We moved apartments last month, away from one that was great apart from its location on the very eastern edge of town to one more in the middle of things. Our new apartment is close enough to a train station for me to take the train to work now, which I've appreciated. Since I work part-time, I leave at 2 PM and can usually get a seat on the train with no problem for the ride home. Going to work, though, is another story.
The trains are packed full at peak times. Packed. As in, some days I can't even get close enough to a bar to hang onto because of all the people in the way. The evenings are worse than the mornings, I discovered last week, but the mornings are pretty bad (and look to get worse now that schools and universities are back in session).
|This was a little field trip we took with our interns from|
work last summer. Middle of the day, many seats filled,
bike racks occupied even before we got on
(at the second stop on the line!).
But it took a while to build up to this. When I first moved to Austin in 2010, the train had been operational for about four months and the great joke going around was that the train cost millions of dollars and three people were riding it.
Apparently, that notion took hold and refuses to die, despite standing-room-only trains for most of the day. Just this week, a visitor to the office told me, "You know, I've never seen anybody on that train." He said this minutes after I had pried myself out of the crowd to get off the train and head to the office.
I told him, "You must not be looking at it right." He was kind enough to believe, after I described my daily ride, that the train is indeed full for most routes of the day.
It's funny to me how long people can hang on to something that we heard once. It seems obvious enough to me that train ridership would increase gradually over time, and I'm not surprised to hear that there weren't thousands of people crowding all the platforms the day the train began service. But that's changed now (okay, we're still not up to thousands-- the train doesn't have that much capacity), so maybe after a couple more years I'll stop hearing about how there's "nobody" riding the trains.

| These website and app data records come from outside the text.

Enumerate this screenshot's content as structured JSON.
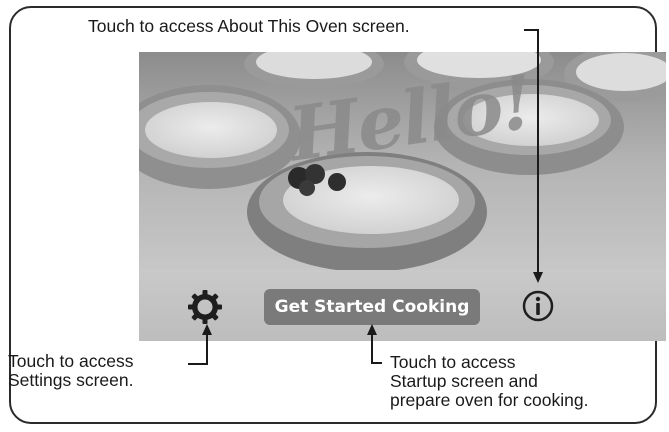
{
  "annotations": {
    "about": "Touch to access About This Oven screen.",
    "settings": "Touch to access\nSettings screen.",
    "startup": "Touch to access\nStartup screen and\nprepare oven for cooking."
  },
  "screen": {
    "greeting": "Hello!",
    "start_button": "Get Started Cooking"
  },
  "icons": {
    "settings": "gear-icon",
    "about": "info-icon"
  },
  "colors": {
    "button_bg": "#7a7a7a",
    "bar_bg": "#c3c3c3",
    "greeting": "#8a8a8a"
  }
}
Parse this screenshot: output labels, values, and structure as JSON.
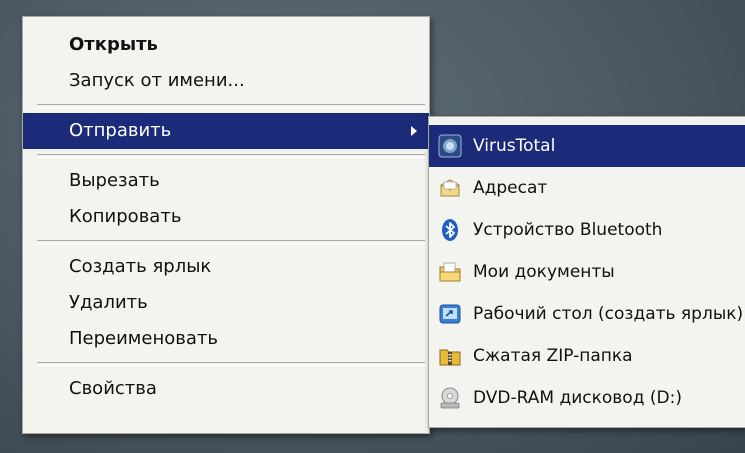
{
  "context_menu": {
    "items": [
      {
        "label": "Открыть"
      },
      {
        "label": "Запуск от имени..."
      },
      {
        "label": "Отправить"
      },
      {
        "label": "Вырезать"
      },
      {
        "label": "Копировать"
      },
      {
        "label": "Создать ярлык"
      },
      {
        "label": "Удалить"
      },
      {
        "label": "Переименовать"
      },
      {
        "label": "Свойства"
      }
    ]
  },
  "send_to_menu": {
    "items": [
      {
        "label": "VirusTotal",
        "icon": "virustotal-icon"
      },
      {
        "label": "Адресат",
        "icon": "mail-recipient-icon"
      },
      {
        "label": "Устройство Bluetooth",
        "icon": "bluetooth-icon"
      },
      {
        "label": "Мои документы",
        "icon": "my-documents-icon"
      },
      {
        "label": "Рабочий стол (создать ярлык)",
        "icon": "desktop-shortcut-icon"
      },
      {
        "label": "Сжатая ZIP-папка",
        "icon": "zip-folder-icon"
      },
      {
        "label": "DVD-RAM дисковод (D:)",
        "icon": "dvd-drive-icon"
      }
    ]
  },
  "colors": {
    "selection": "#1c2a7a",
    "menu_background": "#f3f3f0",
    "desktop_background": "#4a5862"
  }
}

Or maybe not. Texans do love their traditions, after all.
Are there any pithy but untrue statements that you hear a lot? Or is there an idea you're hanging on to that you may need to let go of?